| What the exercise asks |
Print each record below precisely, with every picture left out of the copy.

++++++++++

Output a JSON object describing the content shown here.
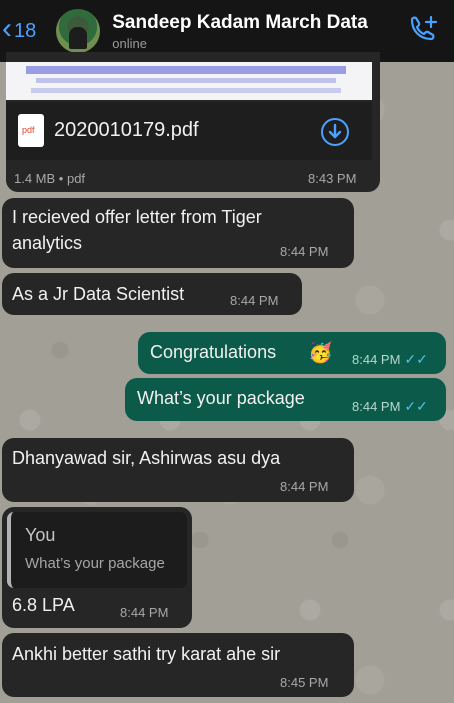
{
  "header": {
    "unread_count": "18",
    "contact_name": "Sandeep Kadam March Data",
    "status": "online"
  },
  "attachment": {
    "file_name": "2020010179.pdf",
    "file_icon_label": "pdf",
    "size_type": "1.4 MB • pdf",
    "time": "8:43 PM"
  },
  "messages": [
    {
      "text": "I recieved offer letter from Tiger",
      "text2": "analytics",
      "time": "8:44 PM"
    },
    {
      "text": "As a Jr Data Scientist",
      "time": "8:44 PM"
    },
    {
      "text": "Congratulations",
      "emoji": "🥳",
      "time": "8:44 PM"
    },
    {
      "text": "What’s your package",
      "time": "8:44 PM"
    },
    {
      "text": "Dhanyawad sir, Ashirwas asu dya",
      "time": "8:44 PM"
    },
    {
      "quote_author": "You",
      "quote_text": "What’s your package",
      "text": "6.8 LPA",
      "time": "8:44 PM"
    },
    {
      "text": "Ankhi better sathi try karat ahe sir",
      "time": "8:45 PM"
    }
  ],
  "colors": {
    "accent": "#4aa1ff",
    "outgoing_bubble": "#0c5a4a",
    "incoming_bubble": "#262626",
    "read_ticks": "#53bdeb"
  }
}
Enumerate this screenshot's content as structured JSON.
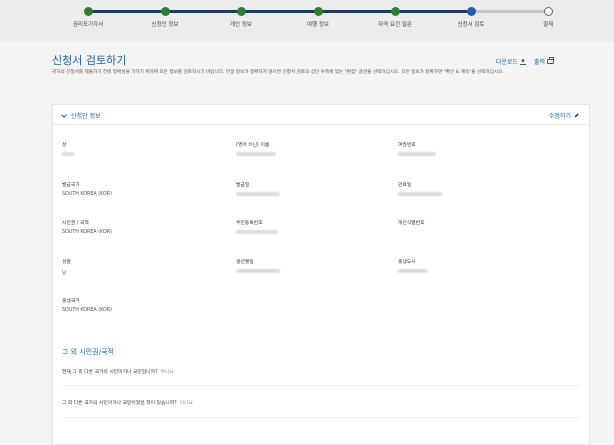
{
  "progress": {
    "steps": [
      {
        "label": "권리포기각서",
        "status": "done"
      },
      {
        "label": "신청인 정보",
        "status": "done"
      },
      {
        "label": "개인 정보",
        "status": "done"
      },
      {
        "label": "여행 정보",
        "status": "done"
      },
      {
        "label": "자격 요건 질문",
        "status": "done"
      },
      {
        "label": "신청서 검토",
        "status": "current"
      },
      {
        "label": "결제",
        "status": "todo"
      }
    ]
  },
  "page": {
    "title": "신청서 검토하기",
    "description": "귀하의 신청서를 제출하기 전에 정확성을 기하기 위하여 모든 정보를 검토하시기 바랍니다. 만일 정보가 정확하지 않으면 신청서 검토의 상단 우측에 있는 \"편집\" 옵션을 선택하십시오. 모든 정보가 정확하면 \"확인 & 계속\"을 선택하십시오.",
    "download_label": "다운로드",
    "print_label": "출력"
  },
  "section": {
    "title": "신청인 정보",
    "edit_label": "수정하기",
    "fields": {
      "surname": {
        "label": "성"
      },
      "given_name": {
        "label": "(영어 이닌) 이름"
      },
      "passport_number": {
        "label": "여권번호"
      },
      "issuing_country": {
        "label": "발급국가",
        "value": "SOUTH KOREA (KOR)"
      },
      "issue_date": {
        "label": "발급일"
      },
      "expiry_date": {
        "label": "만료일"
      },
      "citizenship": {
        "label": "시민권 / 국적",
        "value": "SOUTH KOREA (KOR)"
      },
      "national_id": {
        "label": "주민등록번호"
      },
      "personal_id": {
        "label": "개인식별번호"
      },
      "gender": {
        "label": "성별",
        "value": "남"
      },
      "birth_date": {
        "label": "생년월일"
      },
      "birth_city": {
        "label": "출생도시"
      },
      "birth_country": {
        "label": "출생국가",
        "value": "SOUTH KOREA (KOR)"
      }
    },
    "other_citizenship": {
      "title": "그 외 시민권/국적",
      "q1": "현재 그 외 다른 국가의 시민이거나 국민입니까?",
      "a1": "아니요",
      "q2": "그 외 다른 국가의 시민이거나 국민이었던 적이 있습니까?",
      "a2": "아니요"
    }
  }
}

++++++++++

| Task response |
Output a JSON object describing the content shown here.
{
  "header": {
    "unread_count": "18",
    "contact_name": "Sandeep Kadam March Data",
    "status": "online"
  },
  "attachment": {
    "file_name": "2020010179.pdf",
    "file_icon_label": "pdf",
    "size_type": "1.4 MB • pdf",
    "time": "8:43 PM"
  },
  "messages": [
    {
      "text": "I recieved offer letter from Tiger",
      "text2": "analytics",
      "time": "8:44 PM"
    },
    {
      "text": "As a Jr Data Scientist",
      "time": "8:44 PM"
    },
    {
      "text": "Congratulations",
      "emoji": "🥳",
      "time": "8:44 PM"
    },
    {
      "text": "What’s your package",
      "time": "8:44 PM"
    },
    {
      "text": "Dhanyawad sir, Ashirwas asu dya",
      "time": "8:44 PM"
    },
    {
      "quote_author": "You",
      "quote_text": "What’s your package",
      "text": "6.8 LPA",
      "time": "8:44 PM"
    },
    {
      "text": "Ankhi better sathi try karat ahe sir",
      "time": "8:45 PM"
    }
  ],
  "colors": {
    "accent": "#4aa1ff",
    "outgoing_bubble": "#0c5a4a",
    "incoming_bubble": "#262626",
    "read_ticks": "#53bdeb"
  }
}
Enumerate this screenshot's content as structured JSON.
{
  "progress": {
    "steps": [
      {
        "label": "권리포기각서",
        "status": "done"
      },
      {
        "label": "신청인 정보",
        "status": "done"
      },
      {
        "label": "개인 정보",
        "status": "done"
      },
      {
        "label": "여행 정보",
        "status": "done"
      },
      {
        "label": "자격 요건 질문",
        "status": "done"
      },
      {
        "label": "신청서 검토",
        "status": "current"
      },
      {
        "label": "결제",
        "status": "todo"
      }
    ]
  },
  "page": {
    "title": "신청서 검토하기",
    "description": "귀하의 신청서를 제출하기 전에 정확성을 기하기 위하여 모든 정보를 검토하시기 바랍니다. 만일 정보가 정확하지 않으면 신청서 검토의 상단 우측에 있는 \"편집\" 옵션을 선택하십시오. 모든 정보가 정확하면 \"확인 & 계속\"을 선택하십시오.",
    "download_label": "다운로드",
    "print_label": "출력"
  },
  "section": {
    "title": "신청인 정보",
    "edit_label": "수정하기",
    "fields": {
      "surname": {
        "label": "성"
      },
      "given_name": {
        "label": "(영어 이닌) 이름"
      },
      "passport_number": {
        "label": "여권번호"
      },
      "issuing_country": {
        "label": "발급국가",
        "value": "SOUTH KOREA (KOR)"
      },
      "issue_date": {
        "label": "발급일"
      },
      "expiry_date": {
        "label": "만료일"
      },
      "citizenship": {
        "label": "시민권 / 국적",
        "value": "SOUTH KOREA (KOR)"
      },
      "national_id": {
        "label": "주민등록번호"
      },
      "personal_id": {
        "label": "개인식별번호"
      },
      "gender": {
        "label": "성별",
        "value": "남"
      },
      "birth_date": {
        "label": "생년월일"
      },
      "birth_city": {
        "label": "출생도시"
      },
      "birth_country": {
        "label": "출생국가",
        "value": "SOUTH KOREA (KOR)"
      }
    },
    "other_citizenship": {
      "title": "그 외 시민권/국적",
      "q1": "현재 그 외 다른 국가의 시민이거나 국민입니까?",
      "a1": "아니요",
      "q2": "그 외 다른 국가의 시민이거나 국민이었던 적이 있습니까?",
      "a2": "아니요"
    }
  }
}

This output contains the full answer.